Comedian McQueen Adams, aka McQueen, leaves the stage amid two kinds of applause: Some of it a screeching thrill from having seen the first strike on new artistic ground, the rest of it a confused and hesitant murmur teetering, at its worst, on hostility. But if you ask Adams, that kind of unclaimed acreage is exactly where he wants to be.
“My act is like those fever dreams you would have as a kid when you were really sick,” explains Adams. “A world where anything is possible and nothing quite makes sense. But it’s funny.”
He’s right. A McQueen show is similar to almost nothing, coming out of a shrinking left field to smack his spectators with a welded mass of comedic absurdity, electronica, voice-over videos and impersonations. By the time the bewilderment settles, there’s the feeling that it was either a hilarious hallucination induced by a multimedia overdose, or a smartly veiled jab at the current state of American culture washing over you.
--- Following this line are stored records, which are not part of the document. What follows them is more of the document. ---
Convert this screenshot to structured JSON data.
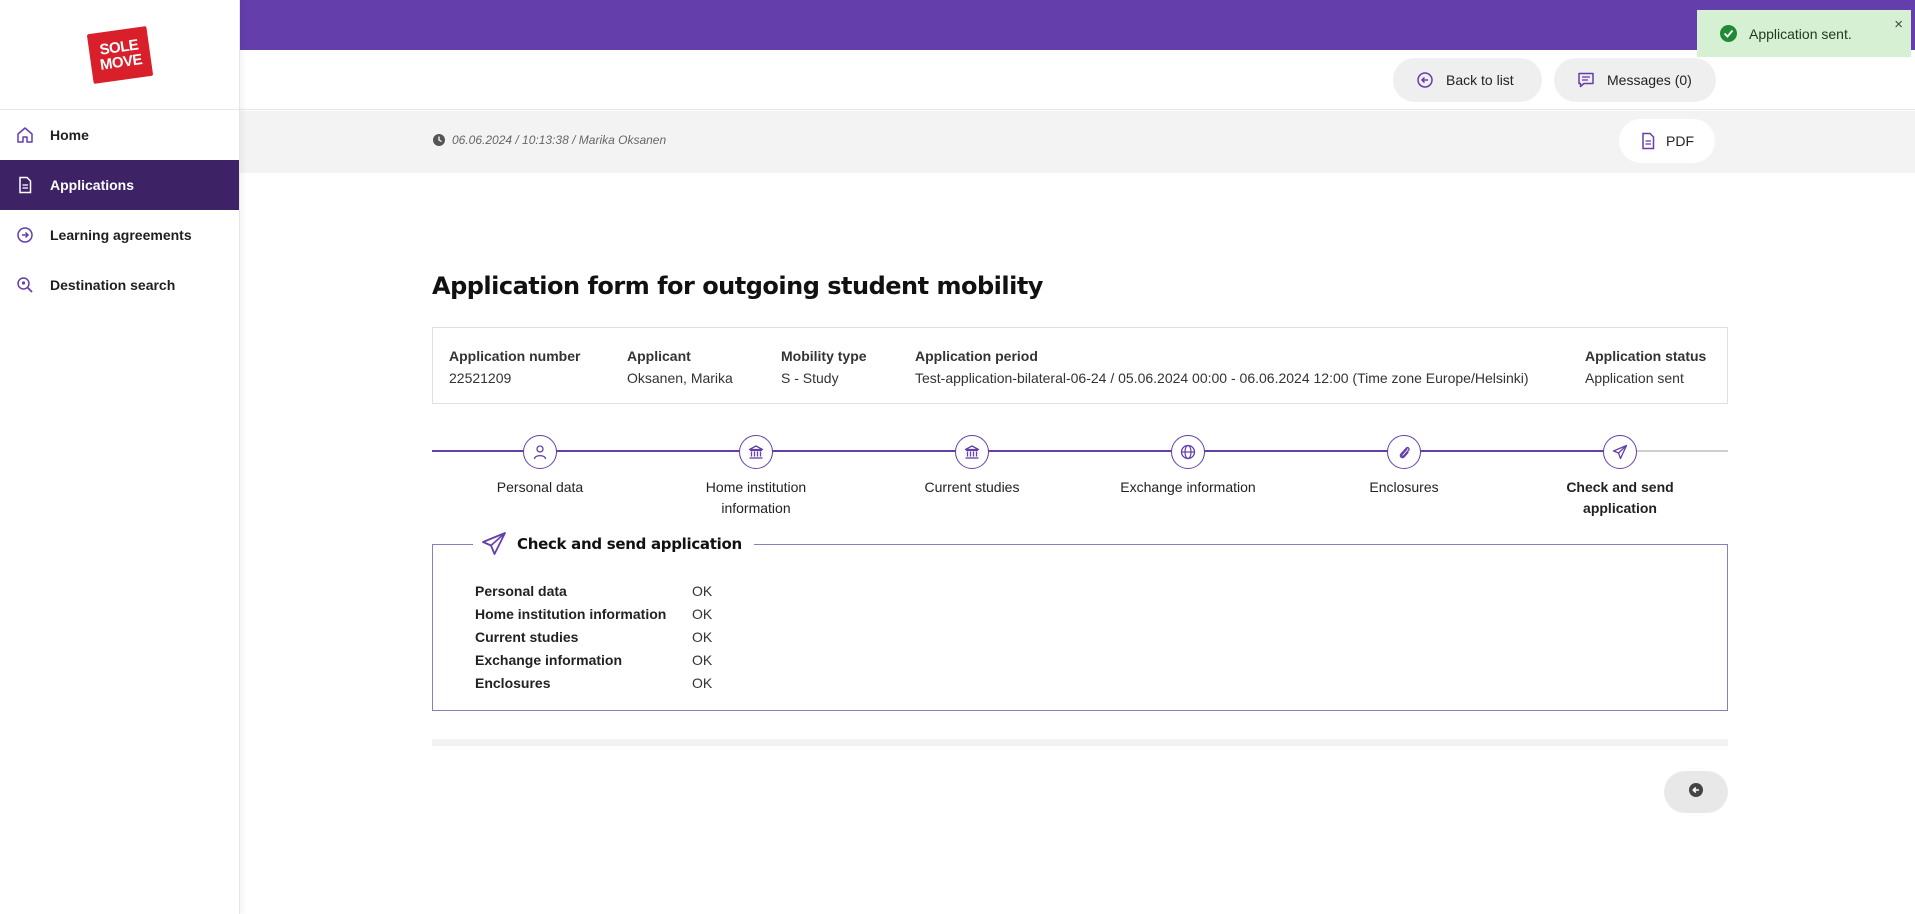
{
  "brand": {
    "logo_line1": "SOLE",
    "logo_line2": "MOVE"
  },
  "sidebar": {
    "items": [
      {
        "label": "Home",
        "icon": "home-icon"
      },
      {
        "label": "Applications",
        "icon": "document-icon",
        "active": true
      },
      {
        "label": "Learning agreements",
        "icon": "arrow-right-circle-icon"
      },
      {
        "label": "Destination search",
        "icon": "search-location-icon"
      }
    ]
  },
  "header": {
    "back_label": "Back to list",
    "messages_label": "Messages (0)"
  },
  "meta": {
    "text": "06.06.2024 /  10:13:38 /  Marika Oksanen",
    "pdf_label": "PDF"
  },
  "toast": {
    "message": "Application sent.",
    "close": "×"
  },
  "page": {
    "title": "Application form for outgoing student mobility"
  },
  "summary": {
    "application_number_label": "Application number",
    "application_number": "22521209",
    "applicant_label": "Applicant",
    "applicant": "Oksanen, Marika",
    "mobility_type_label": "Mobility type",
    "mobility_type": "S - Study",
    "application_period_label": "Application period",
    "application_period": "Test-application-bilateral-06-24 / 05.06.2024 00:00 - 06.06.2024 12:00 (Time zone Europe/Helsinki)",
    "application_status_label": "Application status",
    "application_status": "Application sent"
  },
  "steps": [
    {
      "label": "Personal data",
      "icon": "person-icon"
    },
    {
      "label": "Home institution information",
      "icon": "institution-icon"
    },
    {
      "label": "Current studies",
      "icon": "institution-icon"
    },
    {
      "label": "Exchange information",
      "icon": "globe-icon"
    },
    {
      "label": "Enclosures",
      "icon": "paperclip-icon"
    },
    {
      "label": "Check and send application",
      "icon": "send-icon",
      "current": true
    }
  ],
  "check": {
    "title": "Check and send application",
    "rows": [
      {
        "key": "Personal data",
        "value": "OK"
      },
      {
        "key": "Home institution information",
        "value": "OK"
      },
      {
        "key": "Current studies",
        "value": "OK"
      },
      {
        "key": "Exchange information",
        "value": "OK"
      },
      {
        "key": "Enclosures",
        "value": "OK"
      }
    ]
  },
  "colors": {
    "accent": "#643eab",
    "sidebar_active": "#3d2266",
    "toast_bg": "#d6f0d3",
    "toast_ok": "#208a35"
  }
}
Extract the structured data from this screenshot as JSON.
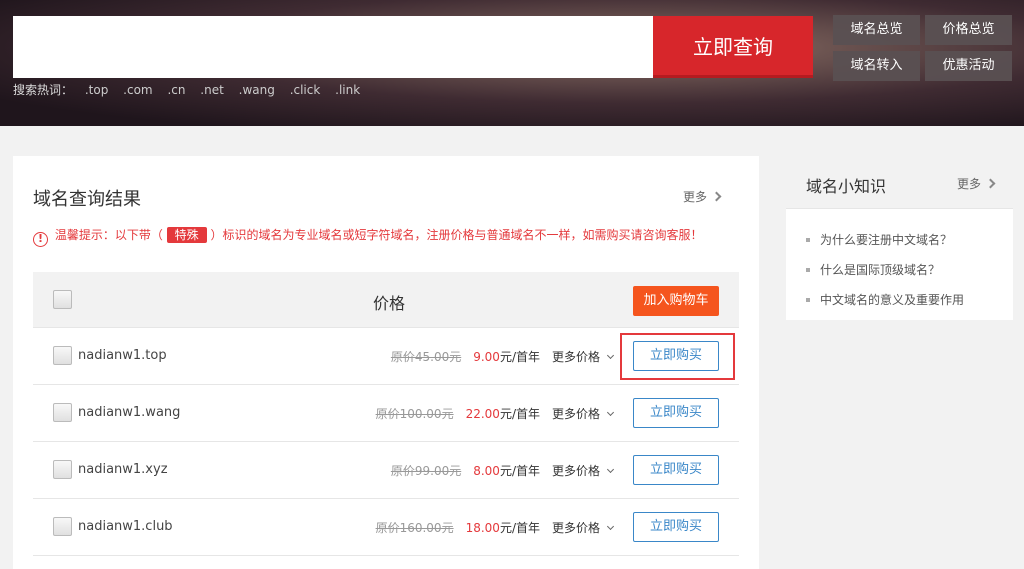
{
  "search": {
    "button_label": "立即查询",
    "hot_label": "搜索热词：",
    "hot_words": [
      ".top",
      ".com",
      ".cn",
      ".net",
      ".wang",
      ".click",
      ".link"
    ]
  },
  "quick_links": [
    "域名总览",
    "价格总览",
    "域名转入",
    "优惠活动"
  ],
  "results": {
    "title": "域名查询结果",
    "more_label": "更多",
    "tip_prefix": "温馨提示：以下带（",
    "tip_tag": "特殊",
    "tip_suffix": "）标识的域名为专业域名或短字符域名，注册价格与普通域名不一样，如需购买请咨询客服！",
    "header_price": "价格",
    "cart_button": "加入购物车",
    "rows": [
      {
        "domain": "nadianw1.top",
        "original": "原价45.00元",
        "price": "9.00",
        "unit": "元/首年",
        "more": "更多价格",
        "buy": "立即购买"
      },
      {
        "domain": "nadianw1.wang",
        "original": "原价100.00元",
        "price": "22.00",
        "unit": "元/首年",
        "more": "更多价格",
        "buy": "立即购买"
      },
      {
        "domain": "nadianw1.xyz",
        "original": "原价99.00元",
        "price": "8.00",
        "unit": "元/首年",
        "more": "更多价格",
        "buy": "立即购买"
      },
      {
        "domain": "nadianw1.club",
        "original": "原价160.00元",
        "price": "18.00",
        "unit": "元/首年",
        "more": "更多价格",
        "buy": "立即购买"
      }
    ]
  },
  "knowledge": {
    "title": "域名小知识",
    "more_label": "更多",
    "items": [
      "为什么要注册中文域名？",
      "什么是国际顶级域名？",
      "中文域名的意义及重要作用"
    ]
  },
  "colors": {
    "accent_red": "#d7262b",
    "cart_orange": "#f5551e",
    "link_blue": "#3a87c8"
  }
}
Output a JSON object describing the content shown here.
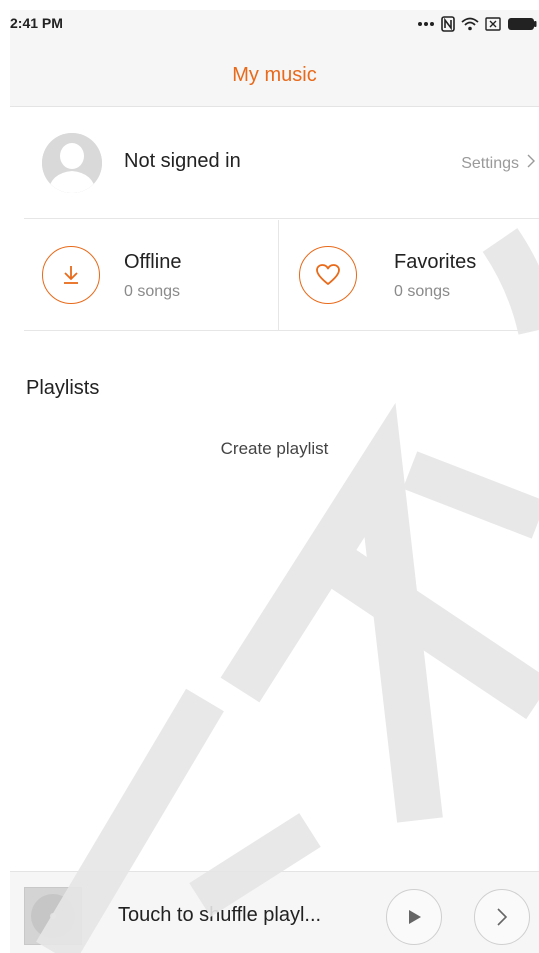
{
  "status_bar": {
    "time": "2:41 PM"
  },
  "header": {
    "title": "My music"
  },
  "profile": {
    "name": "Not signed in",
    "settings_label": "Settings"
  },
  "cards": [
    {
      "title": "Offline",
      "count": "0 songs",
      "icon": "download-icon"
    },
    {
      "title": "Favorites",
      "count": "0 songs",
      "icon": "heart-icon"
    }
  ],
  "playlists": {
    "section_title": "Playlists",
    "create_label": "Create playlist"
  },
  "player": {
    "text": "Touch to shuffle playl..."
  },
  "colors": {
    "accent": "#e86a1a",
    "watermark": "#e8e8e8",
    "muted": "#9a9a9a"
  }
}
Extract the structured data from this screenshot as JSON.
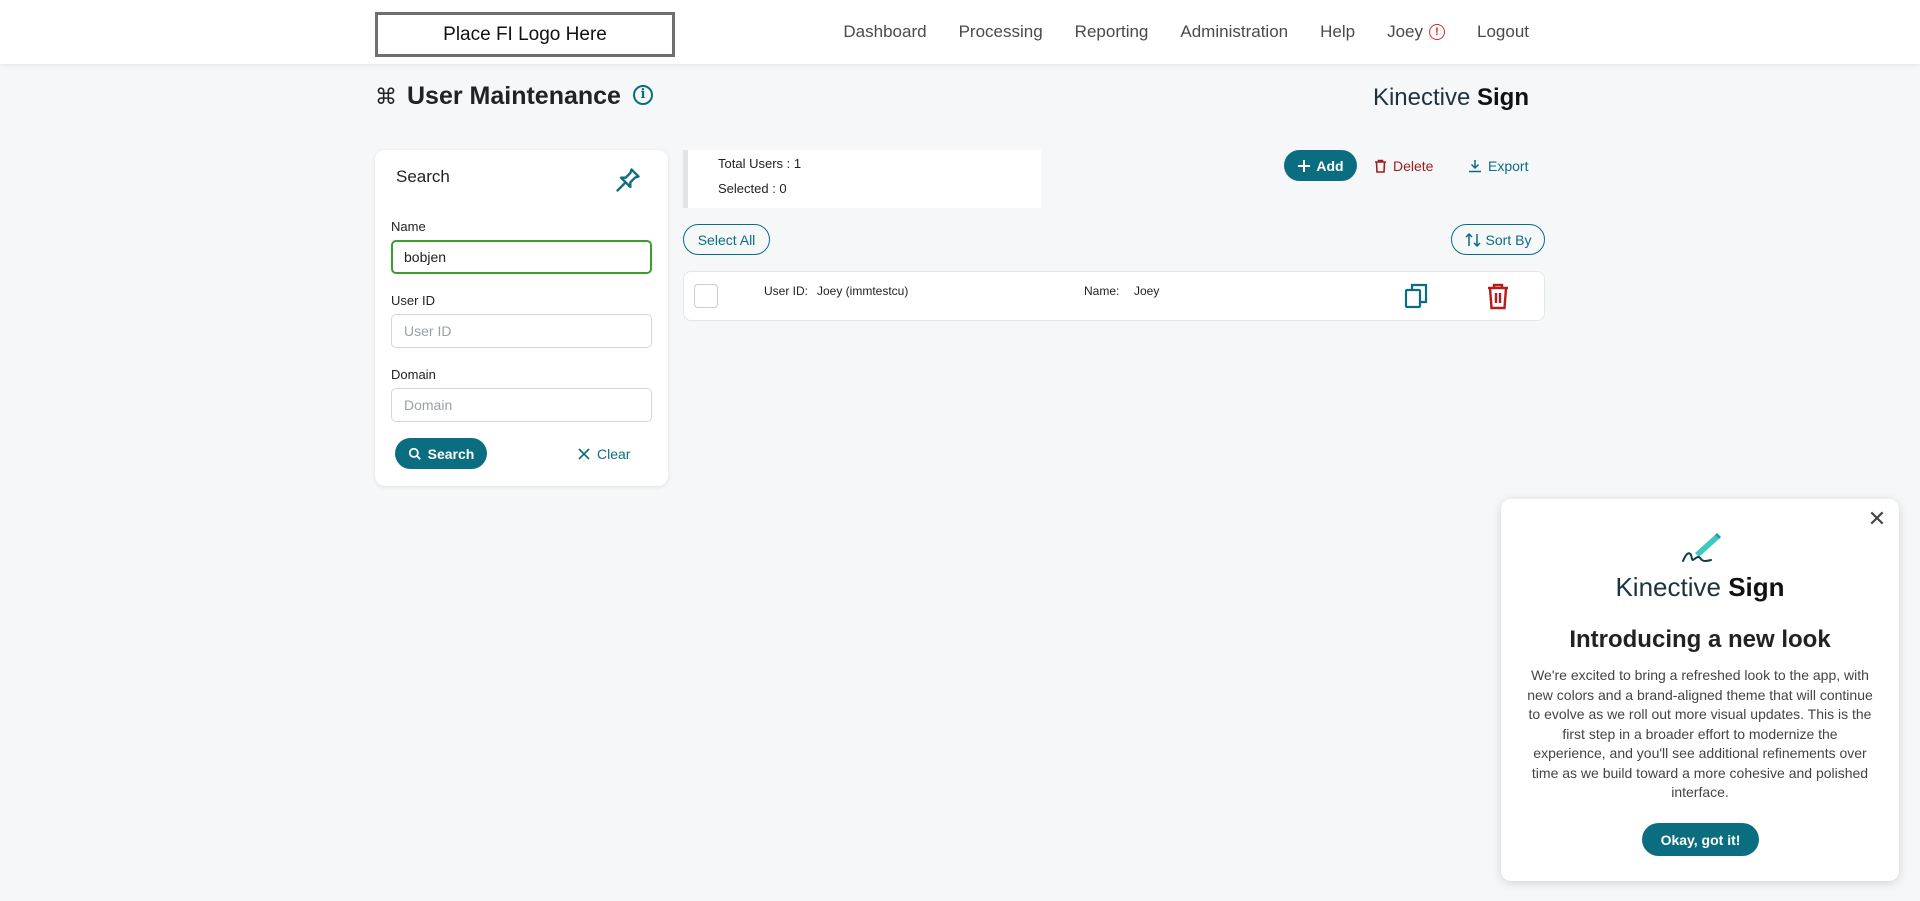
{
  "header": {
    "logo_text": "Place FI Logo Here",
    "nav": [
      "Dashboard",
      "Processing",
      "Reporting",
      "Administration",
      "Help",
      "Joey",
      "Logout"
    ]
  },
  "page": {
    "title": "User Maintenance",
    "brand_light": "Kinective",
    "brand_bold": "Sign"
  },
  "search": {
    "title": "Search",
    "name_label": "Name",
    "name_value": "bobjen",
    "userid_label": "User ID",
    "userid_placeholder": "User ID",
    "domain_label": "Domain",
    "domain_placeholder": "Domain",
    "search_button": "Search",
    "clear_button": "Clear"
  },
  "summary": {
    "total_users": "Total Users : 1",
    "selected": "Selected : 0"
  },
  "actions": {
    "add": "Add",
    "delete": "Delete",
    "export": "Export",
    "select_all": "Select All",
    "sort_by": "Sort By"
  },
  "users": [
    {
      "user_id_label": "User ID:",
      "user_id": "Joey (immtestcu)",
      "name_label": "Name:",
      "name": "Joey"
    }
  ],
  "modal": {
    "brand_light": "Kinective",
    "brand_bold": "Sign",
    "heading": "Introducing a new look",
    "body": "We're excited to bring a refreshed look to the app, with new colors and a brand-aligned theme that will continue to evolve as we roll out more visual updates. This is the first step in a broader effort to modernize the experience, and you'll see additional refinements over time as we build toward a more cohesive and polished interface.",
    "button": "Okay, got it!"
  },
  "colors": {
    "primary": "#0b6e80",
    "danger": "#a31c1c",
    "alert": "#d9262b",
    "focus_border": "#3a9d2e"
  }
}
And it’s exactly that kind of fuzzy understanding of McQueen that has left audiences salivating for more, either for an explanation or for more excitement from seeing the unseen.
It’s vague if it was design or creative wandering, but McQueen has struck gold by exploring comedy from strange angles, diving across categories as a type of oddball a la Andy Kaufman, Tom Green or Andy Milonakis and into the elusive realm of originality in the process.
He prefers to bring his audience into unfathomable, yet fun worlds where red-haired celebrities like Conan, Prince Harry, Chewbacca and Ed Sheeran come together in impossible scenarios to sing about ginger Corvettes, or where frozen food cartoons argue over who slept with Justin Bieber. Believe it or not, it’s actually weirder than it sounds.
Adams got his start as a stand-up comic and voice actor, working comedy clubs and on TV shows including Nickelodeon’s “Kappa Mikey” and various radio programs. But like most innovators, he found his niche after failing to fit into colonized territory and deciding to seek out vacant spaces instead.
After developing a cast of characters, music and video templates and a handful of sketches alongside collaborator and LIARS drummer Julian Gross, Adams was able to take a rough draft of his act on the road by joining tours with various bands, including the almighty Radiohead and its crowned king of strange, Thom Yorke.
His act perhaps works best with millennial audiences, where McQueen’s remembrances of a time when the internet was more a quirky frontier land of homemade websites and pre-YouTube viral videos than the thriving metropolis it is today are admired as much for their nostalgia as their topical relevance.
The target is well deserved and the execution fair, as McQueen takes aim at a generation’s seemingly insatiable craving for pop culture and social media while not excluding himself from the shame. Rather than lifting himself above the audience in a blur of finger-waving self-righteousness, McQueen is right there alongside us, equally guilty and just as embarrassed by the stupidity but finding new ways to laugh at the guilty pleasure we find in all things silly and meaningless.
McQueen will perform a special two-night stand at Theatre 99, 280 Meeting St., Friday and Saturday nights. Both shows start at 10 p.m. Tickets are $12 and are available at the door or online at www.Etix.com.
Seating is general admission, so arriving 30 minutes prior to show time is recommended. Call 843-853-6687 or visit www.Theatre99.com for additional information.
Written sometime in the 1590s, “Love’s Labour’s Lost” is believed to be one of Shakespeare’s earliest plays, penned during a time when the young playwright centered most of his writing on comedies and histories rather than tragedies.
“Love’s Labour’s Lost” long has been regarded as an important moment in Shakespeare’s development as a writer, with its careful examination of language and desire. Its meticulous and era-specific nature, however, both in linguistics and in humor, has always been difficult to adapt for modern audiences.
Nonetheless, the play tells a deceptively simple story of the king of Navarre and his three lords, all of whom have vowed to abstain from women entirely for three years in a desperate effort to focus on their studies. Trouble erupts, however, when the princess of France and her entourage of enchanting maidens arrive at the king’s court to discuss the cession of France’s Aquitaine region. Hilarity ensues as the king and his lords stumble over their self-imposed restrictions and struggle to understand the power of their new love interests and the meaning of their own desires.
Directed by Danielle A. Festa, “Love’s Labour’s Lost” will run at Threshold Repertory Theatre, 841/2 Society St., every Thursday through Saturday at 8 p.m. and every Sunday at 3 p.m. until Aug. 14.
Tickets are $25/adults, $20/seniors, $15/students and military and are available for purchase at the venue box office or online at www.CharlestonTheatre.com. Call 843-277-2172 or visit the venue’s website for additional information.